- Magnesium aspartate (magnesium + aspartic acid)
- Magnesium citrate (magnesium + citric acid)
- Magnesium glycinate (magnesium + glycine)
- Magnesium malate (magnesium + malic acid)
- Magnesium orotate (magnesium + orotic acid)
- Magnesium taurate (magnesium + taurine)
- Magnesium amino acid chelate (magnesium + a mixture of amino acids)
Magnesium citrate is often touted as the best type of magnesium for sleep, as is glycinate, malate, and taurate. But really, any type of magnesium that your body is able to easily absorb to help counter a magnesium deficiency is likely to do the job.
When to Take Magnesium for Sleep?
Another question people usually have when it comes to magnesium for sleep, is what time of day to take it? Magnesium isn’t like taking a sleep aid such as melatonin or a sleeping pill.

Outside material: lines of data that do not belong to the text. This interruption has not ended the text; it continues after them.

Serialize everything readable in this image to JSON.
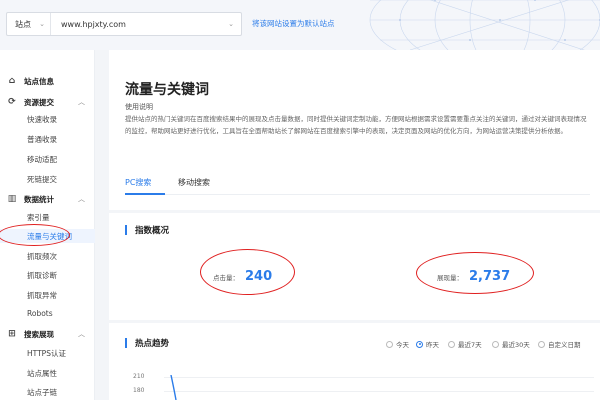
{
  "topbar": {
    "site_type": "站点",
    "site_url": "www.hpjxty.com",
    "set_default": "将该网站设置为默认站点"
  },
  "sidebar": {
    "site_info": "站点信息",
    "resource_submit": {
      "label": "资源提交",
      "items": [
        "快速收录",
        "普通收录",
        "移动适配",
        "死链提交"
      ]
    },
    "data_stats": {
      "label": "数据统计",
      "items": [
        "索引量",
        "流量与关键词",
        "抓取频次",
        "抓取诊断",
        "抓取异常",
        "Robots"
      ]
    },
    "search_display": {
      "label": "搜索展现",
      "items": [
        "HTTPS认证",
        "站点属性",
        "站点子链"
      ]
    }
  },
  "main": {
    "title": "流量与关键词",
    "usage_title": "使用说明",
    "usage_desc": "提供站点的热门关键词在百度搜索结果中的展现及点击量数据，同时提供关键词定制功能，方便网站根据需求设置需要重点关注的关键词，通过对关键词表现情况的监控，帮助网站更好进行优化，工具旨在全面帮助站长了解网站在百度搜索引擎中的表现，决定页面及网站的优化方向，为网站运营决策提供分析依据。",
    "tabs": [
      "PC搜索",
      "移动搜索"
    ],
    "overview": {
      "title": "指数概况",
      "clicks_label": "点击量：",
      "clicks_value": "240",
      "impressions_label": "展现量：",
      "impressions_value": "2,737"
    },
    "trend": {
      "title": "热点趋势",
      "ranges": [
        "今天",
        "昨天",
        "最近7天",
        "最近30天",
        "自定义日期"
      ],
      "selected_range": "昨天",
      "y_ticks": [
        "210",
        "180"
      ]
    }
  },
  "colors": {
    "accent": "#2b7ce9",
    "annotation": "#e02020"
  }
}
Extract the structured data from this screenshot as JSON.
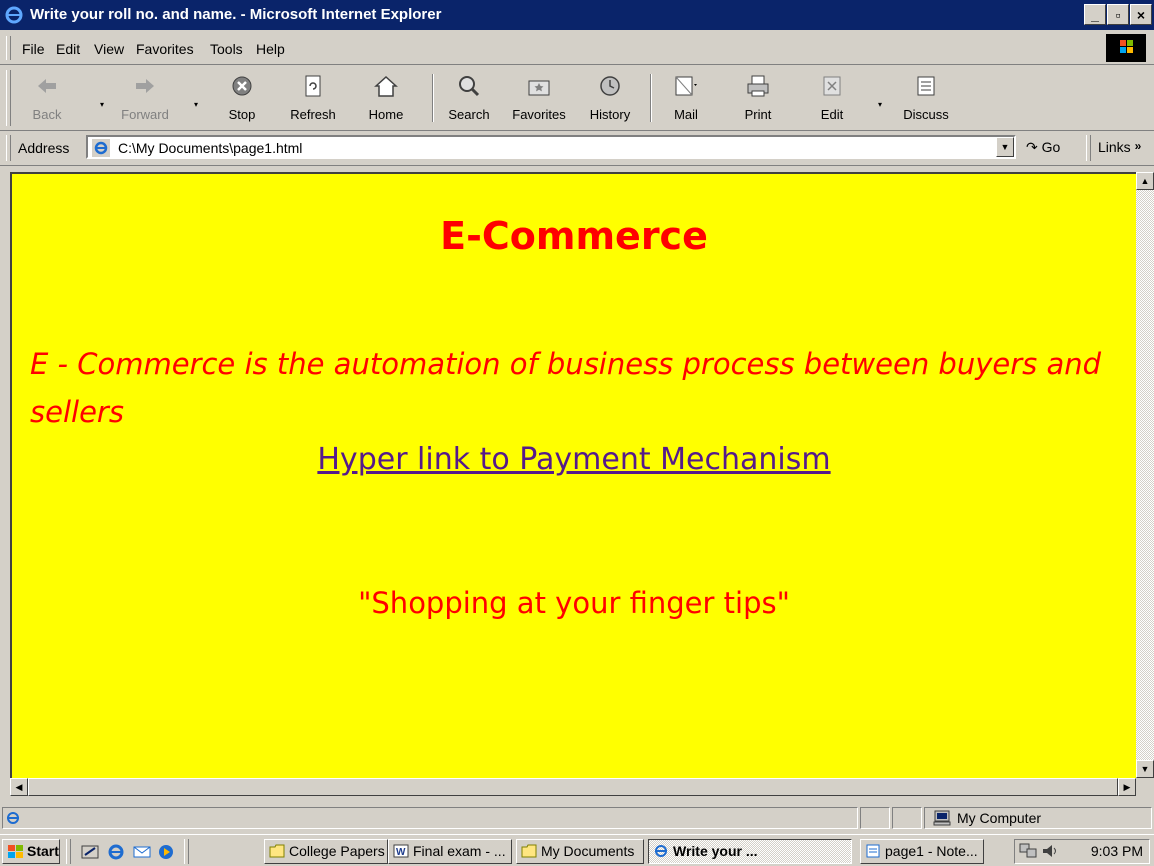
{
  "window": {
    "title": "Write your roll no. and name. - Microsoft Internet Explorer",
    "minimize_glyph": "_",
    "maximize_glyph": "▫",
    "close_glyph": "×"
  },
  "menu": {
    "items": [
      "File",
      "Edit",
      "View",
      "Favorites",
      "Tools",
      "Help"
    ]
  },
  "toolbar": {
    "buttons": [
      {
        "label": "Back",
        "icon": "back-arrow-icon",
        "enabled": false
      },
      {
        "label": "Forward",
        "icon": "forward-arrow-icon",
        "enabled": false
      },
      {
        "label": "Stop",
        "icon": "stop-icon",
        "enabled": true
      },
      {
        "label": "Refresh",
        "icon": "refresh-icon",
        "enabled": true
      },
      {
        "label": "Home",
        "icon": "home-icon",
        "enabled": true
      },
      {
        "label": "Search",
        "icon": "search-icon",
        "enabled": true
      },
      {
        "label": "Favorites",
        "icon": "favorites-icon",
        "enabled": true
      },
      {
        "label": "History",
        "icon": "history-icon",
        "enabled": true
      },
      {
        "label": "Mail",
        "icon": "mail-icon",
        "enabled": true
      },
      {
        "label": "Print",
        "icon": "print-icon",
        "enabled": true
      },
      {
        "label": "Edit",
        "icon": "edit-icon",
        "enabled": true
      },
      {
        "label": "Discuss",
        "icon": "discuss-icon",
        "enabled": true
      }
    ]
  },
  "address": {
    "label": "Address",
    "value": "C:\\My Documents\\page1.html",
    "go_label": "Go",
    "links_label": "Links"
  },
  "page": {
    "heading": "E-Commerce",
    "paragraph": "E - Commerce is the automation of business process between buyers and sellers",
    "link_text": "Hyper link to Payment Mechanism",
    "slogan": "\"Shopping at your finger tips\"",
    "background_color": "#ffff00",
    "text_color": "#ff0000",
    "link_color": "#551a8b"
  },
  "statusbar": {
    "zone": "My Computer"
  },
  "taskbar": {
    "start_label": "Start",
    "tasks": [
      {
        "label": "College Papers",
        "active": false
      },
      {
        "label": "Final exam - ...",
        "active": false
      },
      {
        "label": "My Documents",
        "active": false
      },
      {
        "label": "Write your ...",
        "active": true
      },
      {
        "label": "page1 - Note...",
        "active": false
      }
    ],
    "clock": "9:03 PM"
  },
  "colors": {
    "titlebar": "#0a246a",
    "chrome": "#d4d0c8"
  }
}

In other words, you don’t need to take it a certain time before going to sleep in order to gain value from it (although if you find that helps you, then carry on).
The primary benefit of magnesium supplementation is reversing a magnesium deficiency. Therefore, even taking it in the morning can still benefit your sleep at night. Many people like to split their dose of magnesium and take half in the morning and half before bed. As with all new supplementation, consult with your healthcare provider and listen to your body to determine what schedule works best for you and your body.
New Organixx Magnesium 7 Contains Seven of the Best Types of Magnesium
Most magnesium supplements only contain a single type of magnesium. A few brands include two or more types, but very few contain multiple forms. Many of these multi-forms of magnesium also rely on one or more of the cheap kinds of magnesium or undesirable filler ingredients such as magnesium stearate.
New Organixx Magnesium 7 contains equal amounts of seven of the very best types of magnesium for sleep (and other health issues), along with two co-factors for better absorption and utilization… all with no stearates, fillers, or other junk ingredients. Magnesium 7 is a premium, broad-spectrum magnesium supplement that supplies 120% of the RDA of magnesium in each 2-capsule serving.